AVAILABLE RECORDS
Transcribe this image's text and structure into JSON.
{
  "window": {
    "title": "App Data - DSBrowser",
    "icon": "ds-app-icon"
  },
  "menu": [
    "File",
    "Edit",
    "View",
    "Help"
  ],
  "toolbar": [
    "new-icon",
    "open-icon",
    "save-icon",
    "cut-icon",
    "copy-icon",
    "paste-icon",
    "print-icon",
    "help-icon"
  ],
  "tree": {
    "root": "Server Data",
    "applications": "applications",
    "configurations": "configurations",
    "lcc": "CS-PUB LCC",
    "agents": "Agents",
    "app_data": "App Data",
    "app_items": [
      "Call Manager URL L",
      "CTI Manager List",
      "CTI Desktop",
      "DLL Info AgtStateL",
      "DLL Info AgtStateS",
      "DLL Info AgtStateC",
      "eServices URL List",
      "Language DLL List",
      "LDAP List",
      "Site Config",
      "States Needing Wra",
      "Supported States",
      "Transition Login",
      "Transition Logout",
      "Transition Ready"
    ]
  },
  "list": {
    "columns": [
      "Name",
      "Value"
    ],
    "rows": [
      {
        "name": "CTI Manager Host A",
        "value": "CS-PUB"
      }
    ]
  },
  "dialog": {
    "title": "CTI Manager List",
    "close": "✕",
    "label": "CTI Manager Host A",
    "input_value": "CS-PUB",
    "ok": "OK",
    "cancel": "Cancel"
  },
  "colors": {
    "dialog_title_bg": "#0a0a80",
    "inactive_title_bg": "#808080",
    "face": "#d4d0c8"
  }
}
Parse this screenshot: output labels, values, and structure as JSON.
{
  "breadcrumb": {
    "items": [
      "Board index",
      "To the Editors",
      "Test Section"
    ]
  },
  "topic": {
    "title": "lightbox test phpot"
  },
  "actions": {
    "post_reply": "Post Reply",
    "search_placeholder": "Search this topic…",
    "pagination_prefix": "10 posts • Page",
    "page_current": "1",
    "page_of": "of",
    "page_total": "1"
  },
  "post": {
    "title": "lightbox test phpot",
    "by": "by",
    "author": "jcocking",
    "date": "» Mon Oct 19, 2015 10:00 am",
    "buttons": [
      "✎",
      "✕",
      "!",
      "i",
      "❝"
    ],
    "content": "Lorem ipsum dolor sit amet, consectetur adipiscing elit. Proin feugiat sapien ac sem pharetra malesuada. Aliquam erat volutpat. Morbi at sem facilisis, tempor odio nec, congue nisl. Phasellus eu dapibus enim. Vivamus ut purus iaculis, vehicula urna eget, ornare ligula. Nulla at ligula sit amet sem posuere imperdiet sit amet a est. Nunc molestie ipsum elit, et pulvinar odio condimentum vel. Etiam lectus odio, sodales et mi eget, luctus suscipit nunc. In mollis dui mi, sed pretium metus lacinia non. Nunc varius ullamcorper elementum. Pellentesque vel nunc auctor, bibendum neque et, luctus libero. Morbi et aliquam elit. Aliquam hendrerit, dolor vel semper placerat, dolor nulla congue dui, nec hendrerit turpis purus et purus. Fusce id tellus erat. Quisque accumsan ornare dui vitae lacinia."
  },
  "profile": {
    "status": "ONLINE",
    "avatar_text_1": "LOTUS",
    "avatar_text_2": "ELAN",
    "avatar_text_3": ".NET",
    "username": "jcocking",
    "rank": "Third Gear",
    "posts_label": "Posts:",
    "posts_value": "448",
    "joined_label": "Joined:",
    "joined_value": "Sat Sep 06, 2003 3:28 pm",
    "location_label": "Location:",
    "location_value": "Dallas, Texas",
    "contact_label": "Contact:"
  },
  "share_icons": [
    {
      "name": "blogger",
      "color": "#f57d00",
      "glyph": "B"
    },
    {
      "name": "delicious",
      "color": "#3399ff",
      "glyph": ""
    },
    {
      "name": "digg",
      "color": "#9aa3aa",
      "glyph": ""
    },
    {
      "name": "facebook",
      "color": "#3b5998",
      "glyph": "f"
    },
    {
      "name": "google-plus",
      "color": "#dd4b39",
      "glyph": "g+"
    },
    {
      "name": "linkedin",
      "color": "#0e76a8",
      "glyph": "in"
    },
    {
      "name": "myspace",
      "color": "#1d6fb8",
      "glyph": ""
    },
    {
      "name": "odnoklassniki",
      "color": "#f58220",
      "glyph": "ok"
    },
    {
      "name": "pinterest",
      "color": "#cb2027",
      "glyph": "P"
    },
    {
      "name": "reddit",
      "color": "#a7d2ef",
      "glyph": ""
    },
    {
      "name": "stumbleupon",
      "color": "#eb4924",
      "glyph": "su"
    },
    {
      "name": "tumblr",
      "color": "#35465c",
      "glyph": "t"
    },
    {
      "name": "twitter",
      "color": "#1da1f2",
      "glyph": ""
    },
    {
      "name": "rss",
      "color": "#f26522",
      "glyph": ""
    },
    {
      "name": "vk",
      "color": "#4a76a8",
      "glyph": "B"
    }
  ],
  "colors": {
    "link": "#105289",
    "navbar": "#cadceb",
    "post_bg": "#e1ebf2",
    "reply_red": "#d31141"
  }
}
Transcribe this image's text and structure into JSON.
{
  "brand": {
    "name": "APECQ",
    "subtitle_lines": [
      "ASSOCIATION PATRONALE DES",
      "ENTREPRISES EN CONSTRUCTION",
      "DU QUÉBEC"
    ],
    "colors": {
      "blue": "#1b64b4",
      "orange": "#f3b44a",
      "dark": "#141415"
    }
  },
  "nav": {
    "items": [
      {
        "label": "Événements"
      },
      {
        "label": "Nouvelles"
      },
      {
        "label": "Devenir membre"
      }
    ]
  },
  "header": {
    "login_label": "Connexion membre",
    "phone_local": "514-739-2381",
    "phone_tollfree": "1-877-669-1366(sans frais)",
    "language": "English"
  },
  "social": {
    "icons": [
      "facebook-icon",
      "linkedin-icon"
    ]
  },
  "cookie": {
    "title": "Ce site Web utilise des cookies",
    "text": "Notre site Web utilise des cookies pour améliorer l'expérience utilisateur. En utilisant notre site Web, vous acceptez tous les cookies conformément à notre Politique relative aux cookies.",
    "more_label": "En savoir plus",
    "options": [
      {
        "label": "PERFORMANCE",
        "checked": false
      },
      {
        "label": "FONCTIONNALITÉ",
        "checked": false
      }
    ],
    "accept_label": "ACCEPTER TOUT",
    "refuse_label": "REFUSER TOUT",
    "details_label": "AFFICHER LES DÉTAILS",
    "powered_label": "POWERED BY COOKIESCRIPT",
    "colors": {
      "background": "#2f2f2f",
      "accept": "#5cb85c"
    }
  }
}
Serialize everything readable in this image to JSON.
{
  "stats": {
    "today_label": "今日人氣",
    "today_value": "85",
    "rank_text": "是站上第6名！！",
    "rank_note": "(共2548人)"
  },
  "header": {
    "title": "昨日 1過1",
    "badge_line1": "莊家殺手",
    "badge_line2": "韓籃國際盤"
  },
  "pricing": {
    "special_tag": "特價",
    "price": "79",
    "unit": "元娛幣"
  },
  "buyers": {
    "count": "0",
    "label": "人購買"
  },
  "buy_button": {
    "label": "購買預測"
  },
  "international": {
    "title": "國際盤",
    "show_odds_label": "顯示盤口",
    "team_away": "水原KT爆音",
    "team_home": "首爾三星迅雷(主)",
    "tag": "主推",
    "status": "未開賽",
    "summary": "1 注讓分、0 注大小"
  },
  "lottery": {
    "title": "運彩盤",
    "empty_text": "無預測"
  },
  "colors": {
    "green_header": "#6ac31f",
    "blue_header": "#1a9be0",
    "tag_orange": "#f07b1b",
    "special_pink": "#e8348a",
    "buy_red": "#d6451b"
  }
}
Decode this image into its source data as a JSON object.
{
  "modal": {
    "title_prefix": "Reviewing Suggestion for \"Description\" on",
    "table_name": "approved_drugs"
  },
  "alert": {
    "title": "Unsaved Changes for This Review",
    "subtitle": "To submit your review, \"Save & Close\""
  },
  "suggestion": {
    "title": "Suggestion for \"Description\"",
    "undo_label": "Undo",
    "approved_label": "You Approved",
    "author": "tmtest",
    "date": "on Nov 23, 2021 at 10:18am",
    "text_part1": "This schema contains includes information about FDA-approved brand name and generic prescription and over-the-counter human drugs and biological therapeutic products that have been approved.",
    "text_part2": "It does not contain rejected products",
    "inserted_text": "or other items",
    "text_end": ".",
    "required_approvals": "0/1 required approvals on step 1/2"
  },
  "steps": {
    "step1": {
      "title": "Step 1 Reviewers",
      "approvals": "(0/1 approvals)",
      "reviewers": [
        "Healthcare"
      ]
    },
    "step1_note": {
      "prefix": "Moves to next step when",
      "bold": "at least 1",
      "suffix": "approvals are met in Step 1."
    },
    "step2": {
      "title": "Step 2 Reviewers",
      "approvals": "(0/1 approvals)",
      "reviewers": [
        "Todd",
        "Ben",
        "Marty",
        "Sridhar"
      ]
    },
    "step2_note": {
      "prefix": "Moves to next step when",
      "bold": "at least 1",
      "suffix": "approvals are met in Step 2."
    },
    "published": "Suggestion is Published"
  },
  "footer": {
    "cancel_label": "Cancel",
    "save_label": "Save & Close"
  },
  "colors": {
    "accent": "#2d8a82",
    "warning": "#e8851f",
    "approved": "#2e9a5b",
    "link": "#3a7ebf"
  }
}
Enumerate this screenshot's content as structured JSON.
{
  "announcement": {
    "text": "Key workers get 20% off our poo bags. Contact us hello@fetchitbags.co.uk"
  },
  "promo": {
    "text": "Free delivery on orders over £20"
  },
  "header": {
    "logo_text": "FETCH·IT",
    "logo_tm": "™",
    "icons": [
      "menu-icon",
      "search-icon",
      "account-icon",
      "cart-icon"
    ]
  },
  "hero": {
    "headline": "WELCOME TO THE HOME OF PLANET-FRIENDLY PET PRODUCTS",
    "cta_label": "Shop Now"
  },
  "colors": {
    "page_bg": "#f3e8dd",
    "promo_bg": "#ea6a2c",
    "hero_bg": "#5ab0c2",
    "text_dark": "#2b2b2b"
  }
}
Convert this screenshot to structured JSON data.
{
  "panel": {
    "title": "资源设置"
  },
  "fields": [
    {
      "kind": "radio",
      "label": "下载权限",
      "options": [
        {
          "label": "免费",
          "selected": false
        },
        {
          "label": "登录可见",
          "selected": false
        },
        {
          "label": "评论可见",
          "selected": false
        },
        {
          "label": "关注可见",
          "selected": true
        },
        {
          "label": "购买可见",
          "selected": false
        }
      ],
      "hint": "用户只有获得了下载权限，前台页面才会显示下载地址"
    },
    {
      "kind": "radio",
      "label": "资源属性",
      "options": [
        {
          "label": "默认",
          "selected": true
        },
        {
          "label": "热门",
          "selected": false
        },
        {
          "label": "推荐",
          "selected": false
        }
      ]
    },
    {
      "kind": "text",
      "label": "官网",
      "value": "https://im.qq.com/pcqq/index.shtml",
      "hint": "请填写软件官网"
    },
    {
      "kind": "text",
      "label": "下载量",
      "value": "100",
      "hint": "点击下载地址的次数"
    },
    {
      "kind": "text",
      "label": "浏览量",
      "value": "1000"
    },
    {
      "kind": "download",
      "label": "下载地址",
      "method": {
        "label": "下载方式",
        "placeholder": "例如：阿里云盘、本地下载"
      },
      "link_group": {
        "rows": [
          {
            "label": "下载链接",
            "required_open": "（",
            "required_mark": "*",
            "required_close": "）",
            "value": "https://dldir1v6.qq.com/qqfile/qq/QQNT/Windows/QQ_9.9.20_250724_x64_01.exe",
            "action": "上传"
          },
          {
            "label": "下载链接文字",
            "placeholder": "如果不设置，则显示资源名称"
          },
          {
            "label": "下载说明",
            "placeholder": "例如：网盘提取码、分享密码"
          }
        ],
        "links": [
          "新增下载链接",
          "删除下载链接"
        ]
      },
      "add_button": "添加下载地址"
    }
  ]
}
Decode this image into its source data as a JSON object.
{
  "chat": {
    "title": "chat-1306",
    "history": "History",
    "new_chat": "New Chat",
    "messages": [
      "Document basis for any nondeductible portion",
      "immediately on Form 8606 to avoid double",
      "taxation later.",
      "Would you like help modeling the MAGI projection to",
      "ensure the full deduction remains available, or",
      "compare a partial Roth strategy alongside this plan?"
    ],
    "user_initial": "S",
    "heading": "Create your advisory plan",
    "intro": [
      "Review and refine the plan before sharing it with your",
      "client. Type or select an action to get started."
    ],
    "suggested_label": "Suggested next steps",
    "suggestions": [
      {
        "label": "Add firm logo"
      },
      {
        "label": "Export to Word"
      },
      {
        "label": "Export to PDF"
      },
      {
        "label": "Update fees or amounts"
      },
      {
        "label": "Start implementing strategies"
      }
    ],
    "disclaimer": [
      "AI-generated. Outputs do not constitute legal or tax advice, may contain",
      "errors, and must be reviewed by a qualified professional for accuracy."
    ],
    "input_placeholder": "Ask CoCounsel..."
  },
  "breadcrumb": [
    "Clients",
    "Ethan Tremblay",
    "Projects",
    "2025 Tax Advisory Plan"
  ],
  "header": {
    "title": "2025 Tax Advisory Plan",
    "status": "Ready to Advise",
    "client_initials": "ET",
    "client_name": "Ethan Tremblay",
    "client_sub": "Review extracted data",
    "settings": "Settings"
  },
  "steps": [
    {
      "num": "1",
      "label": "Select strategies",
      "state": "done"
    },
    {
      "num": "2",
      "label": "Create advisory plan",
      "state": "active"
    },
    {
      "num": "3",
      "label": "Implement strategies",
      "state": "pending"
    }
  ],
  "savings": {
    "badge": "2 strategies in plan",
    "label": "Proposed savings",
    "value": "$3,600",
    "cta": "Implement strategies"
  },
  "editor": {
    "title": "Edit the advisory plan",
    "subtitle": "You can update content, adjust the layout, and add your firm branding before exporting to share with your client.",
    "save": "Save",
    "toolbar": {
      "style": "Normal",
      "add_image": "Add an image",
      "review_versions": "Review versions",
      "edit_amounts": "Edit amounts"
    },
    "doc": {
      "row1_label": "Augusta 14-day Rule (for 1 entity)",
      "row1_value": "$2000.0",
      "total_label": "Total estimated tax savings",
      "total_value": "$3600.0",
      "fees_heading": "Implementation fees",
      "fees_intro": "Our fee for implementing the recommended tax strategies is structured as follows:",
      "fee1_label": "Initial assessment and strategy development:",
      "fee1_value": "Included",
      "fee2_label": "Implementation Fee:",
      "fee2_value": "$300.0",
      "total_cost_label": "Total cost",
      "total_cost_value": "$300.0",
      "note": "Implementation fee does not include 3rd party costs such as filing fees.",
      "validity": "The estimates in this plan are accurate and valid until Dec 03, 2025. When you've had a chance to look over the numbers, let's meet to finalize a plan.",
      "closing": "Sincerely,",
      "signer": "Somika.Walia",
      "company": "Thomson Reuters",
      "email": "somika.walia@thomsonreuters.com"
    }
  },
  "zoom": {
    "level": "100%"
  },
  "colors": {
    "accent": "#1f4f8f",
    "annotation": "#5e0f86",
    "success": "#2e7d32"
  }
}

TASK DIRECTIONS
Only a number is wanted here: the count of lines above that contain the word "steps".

TASK SOLUTION
3